* _Material to process_:
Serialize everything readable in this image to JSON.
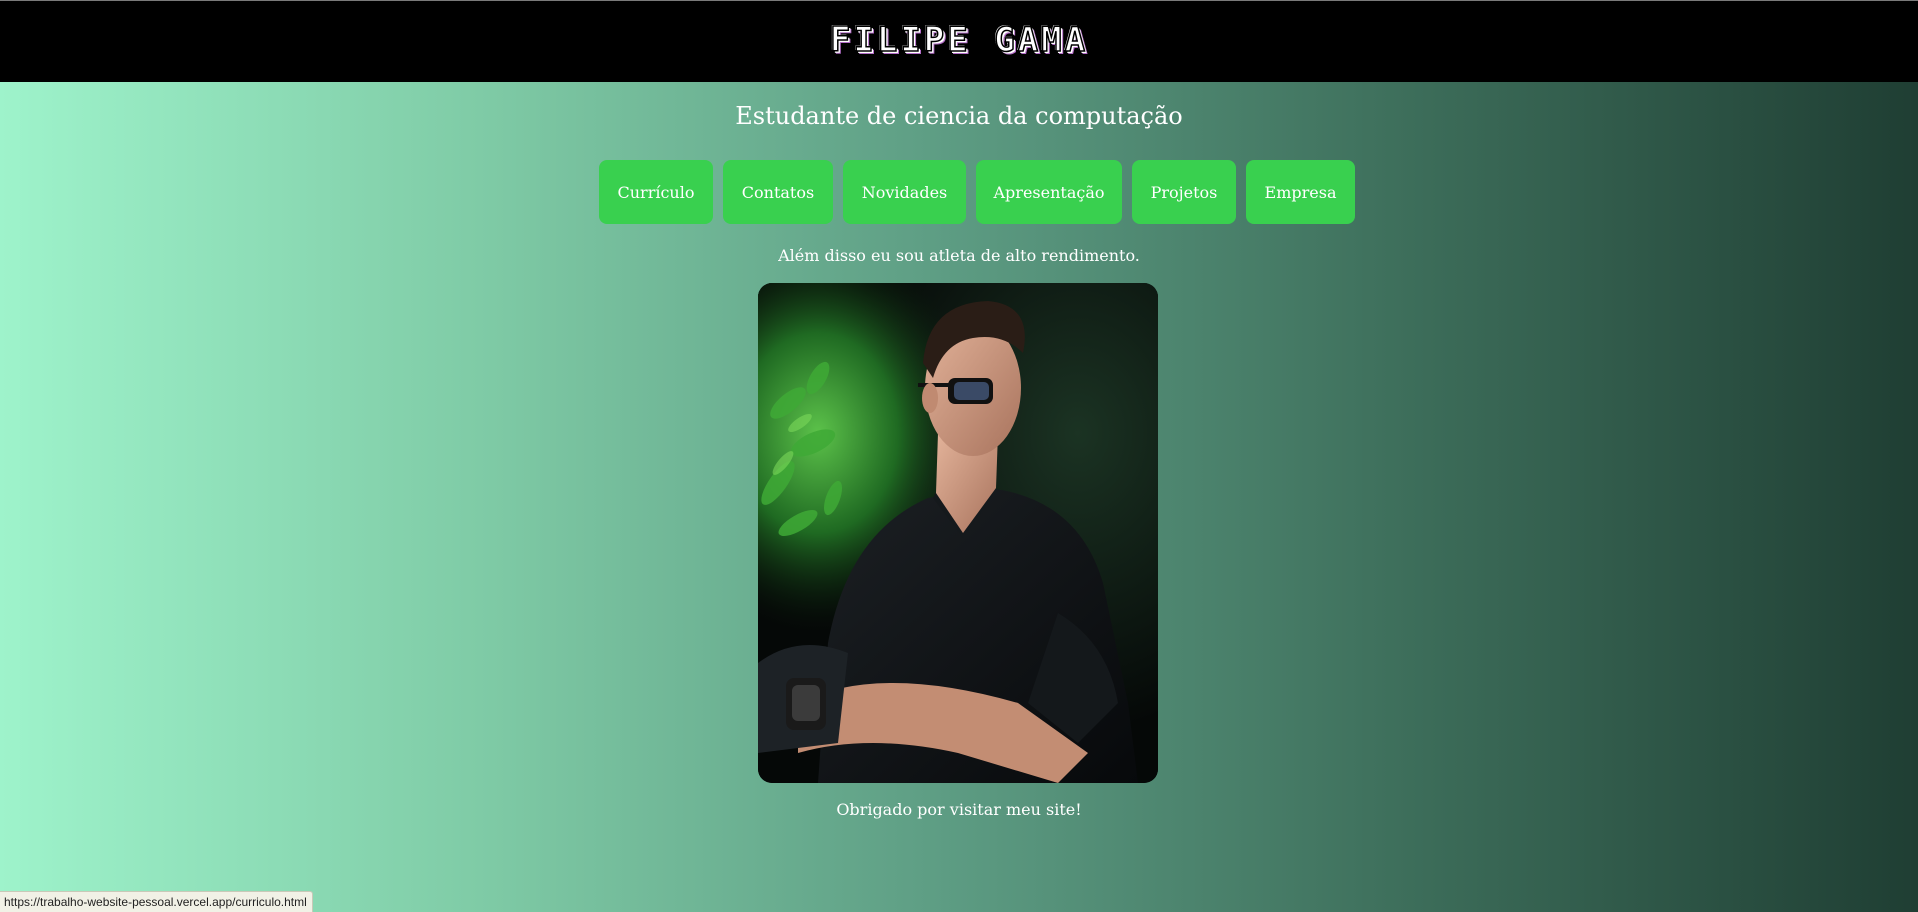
{
  "header": {
    "logo_text": "FILIPE GAMA"
  },
  "subtitle": "Estudante de ciencia da computação",
  "nav": {
    "items": [
      {
        "label": "Currículo"
      },
      {
        "label": "Contatos"
      },
      {
        "label": "Novidades"
      },
      {
        "label": "Apresentação"
      },
      {
        "label": "Projetos"
      },
      {
        "label": "Empresa"
      }
    ]
  },
  "caption": "Além disso eu sou atleta de alto rendimento.",
  "photo": {
    "subject": "man-in-sunglasses-portrait"
  },
  "footer_text": "Obrigado por visitar meu site!",
  "status_bar": {
    "url": "https://trabalho-website-pessoal.vercel.app/curriculo.html"
  },
  "colors": {
    "header_bg": "#000000",
    "button_bg": "#39d04f",
    "gradient_start": "#9ef3cb",
    "gradient_end": "#1f3e33",
    "text": "#ffffff"
  }
}
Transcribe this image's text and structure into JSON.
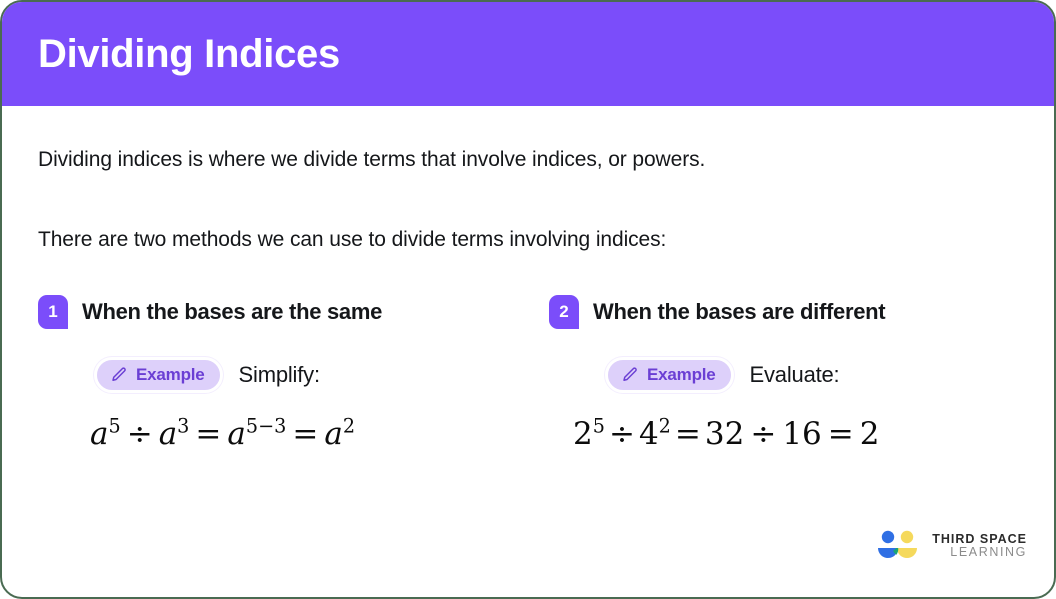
{
  "header": {
    "title": "Dividing Indices",
    "background_color": "#7b4dfa",
    "title_color": "#ffffff"
  },
  "body": {
    "intro_1": "Dividing indices is where we divide terms that involve indices, or powers.",
    "intro_2": "There are two methods we can use to divide terms involving indices:"
  },
  "methods": [
    {
      "number": "1",
      "title": "When the bases are the same",
      "example_label": "Example",
      "example_icon": "pencil-icon",
      "action": "Simplify:",
      "formula_plain": "a^5 ÷ a^3 = a^(5−3) = a^2",
      "formula_parts": {
        "base_1": "a",
        "exp_1": "5",
        "operator_1": "÷",
        "base_2": "a",
        "exp_2": "3",
        "equals_1": "=",
        "base_3": "a",
        "exp_3": "5−3",
        "equals_2": "=",
        "base_4": "a",
        "exp_4": "2"
      }
    },
    {
      "number": "2",
      "title": "When the bases are different",
      "example_label": "Example",
      "example_icon": "pencil-icon",
      "action": "Evaluate:",
      "formula_plain": "2^5 ÷ 4^2 = 32 ÷ 16 = 2",
      "formula_parts": {
        "base_1": "2",
        "exp_1": "5",
        "operator_1": "÷",
        "base_2": "4",
        "exp_2": "2",
        "equals_1": "=",
        "value_1": "32",
        "operator_2": "÷",
        "value_2": "16",
        "equals_2": "=",
        "value_3": "2"
      }
    }
  ],
  "logo": {
    "name_top": "THIRD SPACE",
    "name_bottom": "LEARNING",
    "colors": {
      "blue": "#2f6fe4",
      "blue_dot": "#2f6fe4",
      "yellow": "#f5d95c",
      "green": "#1aa574"
    }
  },
  "theme": {
    "accent_purple": "#7b4dfa",
    "pill_background": "#ddd0fa",
    "pill_text": "#6b3fd4",
    "card_border": "#4a6b52",
    "text_color": "#15171a"
  }
}
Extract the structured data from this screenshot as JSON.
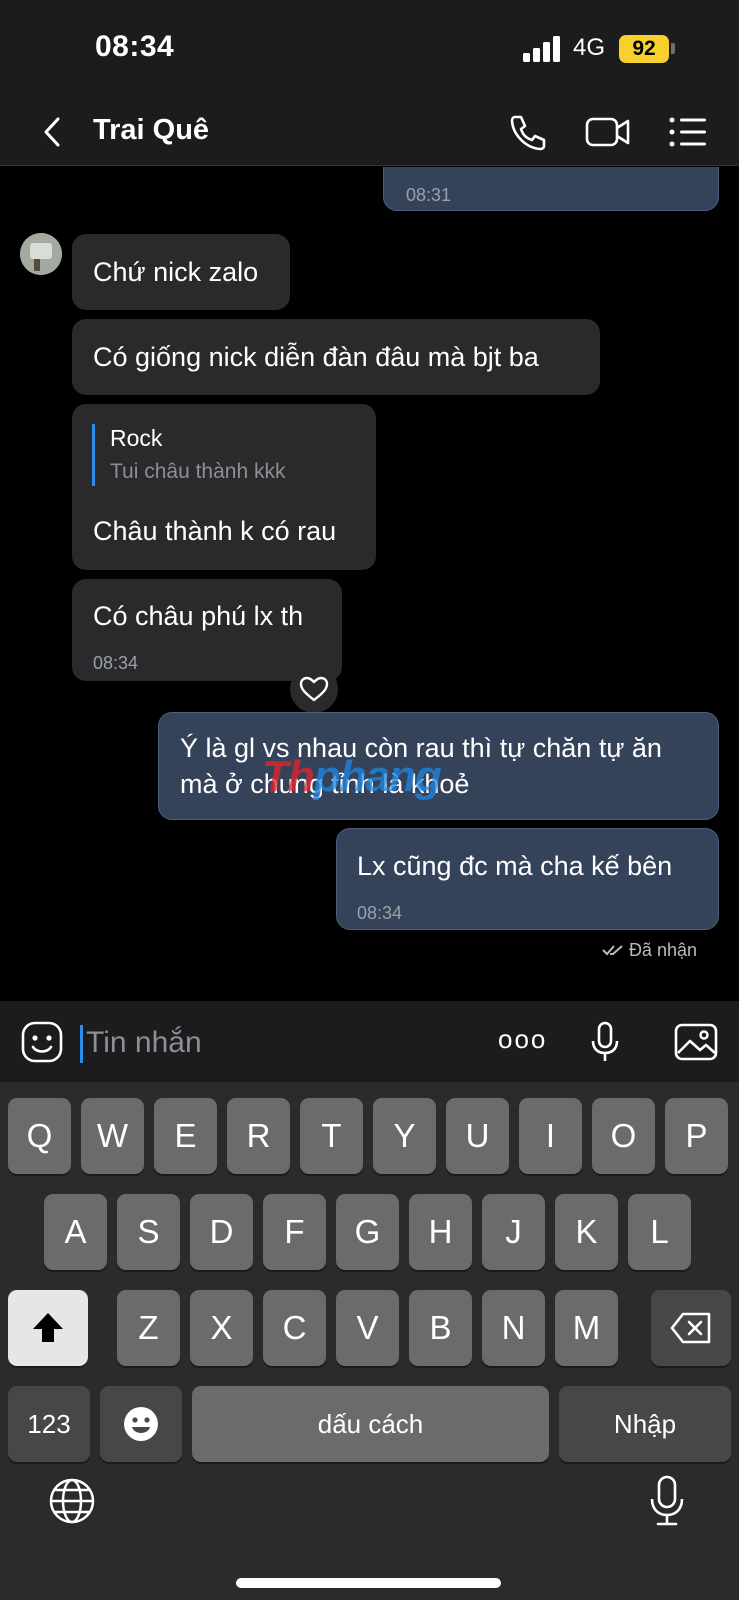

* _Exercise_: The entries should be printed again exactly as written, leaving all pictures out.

* _Task answer_:
Serialize everything readable in this image to JSON.
{
  "header": {
    "logo_text": "FILIPE GAMA"
  },
  "subtitle": "Estudante de ciencia da computação",
  "nav": {
    "items": [
      {
        "label": "Currículo"
      },
      {
        "label": "Contatos"
      },
      {
        "label": "Novidades"
      },
      {
        "label": "Apresentação"
      },
      {
        "label": "Projetos"
      },
      {
        "label": "Empresa"
      }
    ]
  },
  "caption": "Além disso eu sou atleta de alto rendimento.",
  "photo": {
    "subject": "man-in-sunglasses-portrait"
  },
  "footer_text": "Obrigado por visitar meu site!",
  "status_bar": {
    "url": "https://trabalho-website-pessoal.vercel.app/curriculo.html"
  },
  "colors": {
    "header_bg": "#000000",
    "button_bg": "#39d04f",
    "gradient_start": "#9ef3cb",
    "gradient_end": "#1f3e33",
    "text": "#ffffff"
  }
}
Transcribe this image's text and structure into JSON.
{
  "header": {
    "title": "Dividing Indices",
    "background_color": "#7b4dfa",
    "title_color": "#ffffff"
  },
  "body": {
    "intro_1": "Dividing indices is where we divide terms that involve indices, or powers.",
    "intro_2": "There are two methods we can use to divide terms involving indices:"
  },
  "methods": [
    {
      "number": "1",
      "title": "When the bases are the same",
      "example_label": "Example",
      "example_icon": "pencil-icon",
      "action": "Simplify:",
      "formula_plain": "a^5 ÷ a^3 = a^(5−3) = a^2",
      "formula_parts": {
        "base_1": "a",
        "exp_1": "5",
        "operator_1": "÷",
        "base_2": "a",
        "exp_2": "3",
        "equals_1": "=",
        "base_3": "a",
        "exp_3": "5−3",
        "equals_2": "=",
        "base_4": "a",
        "exp_4": "2"
      }
    },
    {
      "number": "2",
      "title": "When the bases are different",
      "example_label": "Example",
      "example_icon": "pencil-icon",
      "action": "Evaluate:",
      "formula_plain": "2^5 ÷ 4^2 = 32 ÷ 16 = 2",
      "formula_parts": {
        "base_1": "2",
        "exp_1": "5",
        "operator_1": "÷",
        "base_2": "4",
        "exp_2": "2",
        "equals_1": "=",
        "value_1": "32",
        "operator_2": "÷",
        "value_2": "16",
        "equals_2": "=",
        "value_3": "2"
      }
    }
  ],
  "logo": {
    "name_top": "THIRD SPACE",
    "name_bottom": "LEARNING",
    "colors": {
      "blue": "#2f6fe4",
      "blue_dot": "#2f6fe4",
      "yellow": "#f5d95c",
      "green": "#1aa574"
    }
  },
  "theme": {
    "accent_purple": "#7b4dfa",
    "pill_background": "#ddd0fa",
    "pill_text": "#6b3fd4",
    "card_border": "#4a6b52",
    "text_color": "#15171a"
  }
}
Extract the structured data from this screenshot as JSON.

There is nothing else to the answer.